Facing and overcoming, through prayer, the mental and physical battles we find ourselves in helps us realize that God is always here to lead us to victory – to the healing and harmony that come from glimpsing everyone’s true, spiritual nature as children of God. This carries us through to be the helpers needed for wider victories over evil.

It requires a willingness to yield to the divine Mind’s spiritual way. This might mean we have to shake off our own self-focused visions of how things should look and happen – much like the children of Israel, wandering in the desert in search of a promised land, or those on the ship with Paul, who thought they were on a good enough path.

The full renewal of thought may come in little bits. But our need for these new insights to realize God’s promise for us will bring us closer to the love of divine Mind. Then we are naturally led to ways we can promote universal goodness, because as God’s creation we are naturally good.

The story of spiritual seekers is one of uncovering a more divine basis, where our lives and well-being are sustained by divine Mind and include the responsibility of discerning more of God’s goodness toward everyone. At times it can feel like a fight with material, mortal thinking. But God communicates the spiritual thoughts needed to see the way clear, healing us and enabling us to support universal good.

You've read  of  free articles. Subscribe to continue.
Real news can be honest, hopeful, credible, constructive.
What is the Monitor difference? Tackling the tough headlines – with humanity. Listening to sources – with respect. Seeing the story that others are missing by reporting what so often gets overlooked: the values that connect us. That’s Monitor reporting – news that changes how you see the world.

Dear Reader,

About a year ago, I happened upon this statement about the Monitor in the Harvard Business Review – under the charming heading of “do things that don’t interest you”:

“Many things that end up” being meaningful, writes social scientist Joseph Grenny, “have come from conference workshops, articles, or online videos that began as a chore and ended with an insight. My work in Kenya, for example, was heavily influenced by a Christian Science Monitor article I had forced myself to read 10 years earlier. Sometimes, we call things ‘boring’ simply because they lie outside the box we are currently in.”

If you were to come up with a punchline to a joke about the Monitor, that would probably be it. We’re seen as being global, fair, insightful, and perhaps a bit too earnest. We’re the bran muffin of journalism.

But you know what? We change lives. And I’m going to argue that we change lives precisely because we force open that too-small box that most human beings think they live in.

The Monitor is a peculiar little publication that’s hard for the world to figure out.

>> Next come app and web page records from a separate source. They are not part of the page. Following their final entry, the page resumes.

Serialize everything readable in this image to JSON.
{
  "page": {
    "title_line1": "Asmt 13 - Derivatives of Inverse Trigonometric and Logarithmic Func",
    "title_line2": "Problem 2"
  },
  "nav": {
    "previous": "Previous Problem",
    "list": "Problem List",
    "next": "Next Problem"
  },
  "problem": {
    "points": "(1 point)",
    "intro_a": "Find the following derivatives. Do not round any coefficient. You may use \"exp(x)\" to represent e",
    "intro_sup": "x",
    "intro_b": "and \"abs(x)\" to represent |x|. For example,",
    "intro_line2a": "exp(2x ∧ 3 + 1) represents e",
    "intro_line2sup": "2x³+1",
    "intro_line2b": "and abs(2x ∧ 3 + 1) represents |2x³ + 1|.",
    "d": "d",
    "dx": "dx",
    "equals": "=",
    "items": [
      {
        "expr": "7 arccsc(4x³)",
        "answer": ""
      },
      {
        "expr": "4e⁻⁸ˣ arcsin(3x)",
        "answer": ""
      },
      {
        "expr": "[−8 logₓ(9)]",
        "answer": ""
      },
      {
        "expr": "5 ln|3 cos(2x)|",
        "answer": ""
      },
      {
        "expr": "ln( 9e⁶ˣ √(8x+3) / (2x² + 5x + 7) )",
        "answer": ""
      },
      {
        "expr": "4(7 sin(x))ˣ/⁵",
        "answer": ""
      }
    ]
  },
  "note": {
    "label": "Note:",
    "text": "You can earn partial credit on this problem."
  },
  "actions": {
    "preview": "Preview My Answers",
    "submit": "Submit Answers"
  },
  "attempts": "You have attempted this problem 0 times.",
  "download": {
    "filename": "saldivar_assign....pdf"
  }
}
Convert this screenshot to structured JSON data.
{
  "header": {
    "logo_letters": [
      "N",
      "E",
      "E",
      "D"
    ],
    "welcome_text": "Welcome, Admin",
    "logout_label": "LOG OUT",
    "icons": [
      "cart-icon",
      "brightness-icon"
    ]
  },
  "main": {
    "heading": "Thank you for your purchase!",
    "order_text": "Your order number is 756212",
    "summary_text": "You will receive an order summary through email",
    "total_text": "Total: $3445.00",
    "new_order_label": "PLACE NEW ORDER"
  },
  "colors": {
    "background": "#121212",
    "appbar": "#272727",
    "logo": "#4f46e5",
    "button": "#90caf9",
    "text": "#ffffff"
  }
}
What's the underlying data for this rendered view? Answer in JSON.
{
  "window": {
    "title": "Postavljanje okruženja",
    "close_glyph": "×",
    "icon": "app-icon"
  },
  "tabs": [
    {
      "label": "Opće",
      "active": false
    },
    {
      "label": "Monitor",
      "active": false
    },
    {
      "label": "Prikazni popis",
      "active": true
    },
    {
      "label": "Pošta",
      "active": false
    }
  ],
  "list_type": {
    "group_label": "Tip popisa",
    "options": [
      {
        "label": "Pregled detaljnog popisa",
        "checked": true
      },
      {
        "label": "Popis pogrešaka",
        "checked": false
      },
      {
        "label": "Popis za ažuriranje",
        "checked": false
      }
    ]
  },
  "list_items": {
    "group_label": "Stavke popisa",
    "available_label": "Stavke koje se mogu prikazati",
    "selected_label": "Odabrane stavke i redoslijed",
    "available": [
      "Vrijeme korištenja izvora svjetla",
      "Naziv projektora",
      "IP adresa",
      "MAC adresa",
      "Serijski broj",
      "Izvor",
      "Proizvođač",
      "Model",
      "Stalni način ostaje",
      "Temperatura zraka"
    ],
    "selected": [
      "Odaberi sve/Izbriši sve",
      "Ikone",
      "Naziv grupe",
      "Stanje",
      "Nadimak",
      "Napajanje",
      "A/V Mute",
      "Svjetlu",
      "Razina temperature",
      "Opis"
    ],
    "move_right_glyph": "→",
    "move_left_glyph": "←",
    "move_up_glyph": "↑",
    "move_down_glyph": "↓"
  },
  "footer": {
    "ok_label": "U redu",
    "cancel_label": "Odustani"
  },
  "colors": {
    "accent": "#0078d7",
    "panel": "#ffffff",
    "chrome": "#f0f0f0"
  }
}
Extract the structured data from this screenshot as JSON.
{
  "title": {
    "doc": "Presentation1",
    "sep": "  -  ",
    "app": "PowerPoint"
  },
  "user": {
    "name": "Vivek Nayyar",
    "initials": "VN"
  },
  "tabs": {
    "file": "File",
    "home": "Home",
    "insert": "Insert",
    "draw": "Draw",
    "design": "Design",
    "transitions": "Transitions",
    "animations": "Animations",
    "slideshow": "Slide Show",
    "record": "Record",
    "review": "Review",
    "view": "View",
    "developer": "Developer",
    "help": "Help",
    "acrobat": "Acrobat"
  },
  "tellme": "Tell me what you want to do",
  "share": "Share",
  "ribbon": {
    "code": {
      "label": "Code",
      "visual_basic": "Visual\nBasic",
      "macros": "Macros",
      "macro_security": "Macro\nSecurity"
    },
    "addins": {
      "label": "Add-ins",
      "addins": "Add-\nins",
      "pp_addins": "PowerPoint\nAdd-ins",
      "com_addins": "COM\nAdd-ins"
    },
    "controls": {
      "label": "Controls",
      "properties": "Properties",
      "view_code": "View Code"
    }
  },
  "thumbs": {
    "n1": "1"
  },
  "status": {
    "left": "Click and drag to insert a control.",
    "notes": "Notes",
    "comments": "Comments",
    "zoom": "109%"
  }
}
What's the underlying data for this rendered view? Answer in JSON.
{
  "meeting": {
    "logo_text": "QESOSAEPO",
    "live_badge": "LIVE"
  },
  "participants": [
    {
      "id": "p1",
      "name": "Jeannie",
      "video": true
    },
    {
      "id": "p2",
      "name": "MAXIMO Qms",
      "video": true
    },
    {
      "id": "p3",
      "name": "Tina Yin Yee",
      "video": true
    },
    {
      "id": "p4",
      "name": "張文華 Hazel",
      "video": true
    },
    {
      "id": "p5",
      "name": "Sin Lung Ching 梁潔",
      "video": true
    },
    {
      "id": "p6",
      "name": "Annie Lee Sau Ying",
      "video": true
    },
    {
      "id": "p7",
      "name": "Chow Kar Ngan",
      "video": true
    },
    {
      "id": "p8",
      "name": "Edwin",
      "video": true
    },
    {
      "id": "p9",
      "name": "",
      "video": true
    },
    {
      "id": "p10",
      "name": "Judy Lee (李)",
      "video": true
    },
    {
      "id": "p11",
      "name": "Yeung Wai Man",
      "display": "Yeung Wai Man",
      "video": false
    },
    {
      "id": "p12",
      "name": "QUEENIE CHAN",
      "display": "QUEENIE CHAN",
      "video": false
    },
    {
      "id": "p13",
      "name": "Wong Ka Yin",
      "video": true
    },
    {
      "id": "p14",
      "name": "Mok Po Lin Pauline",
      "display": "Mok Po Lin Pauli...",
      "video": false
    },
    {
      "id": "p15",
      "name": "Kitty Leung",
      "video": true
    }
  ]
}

We’re run by a church, but we’re not only for church members and we’re not about converting people. We’re known as being fair even as the world becomes as polarized as at any time since the newspaper’s founding in 1908.

We have a mission beyond circulation, we want to bridge divides. We’re about kicking down the door of thought everywhere and saying, “You are bigger and more capable than you realize. And we can prove it.”

If you’re looking for bran muffin journalism, you can subscribe to the Monitor for $15. You’ll get the Monitor Weekly magazine, the Monitor Daily email, and unlimited access to

QR Code to Prayer for more universal good
Read this article in
QR Code to Subscription page
Start your subscription today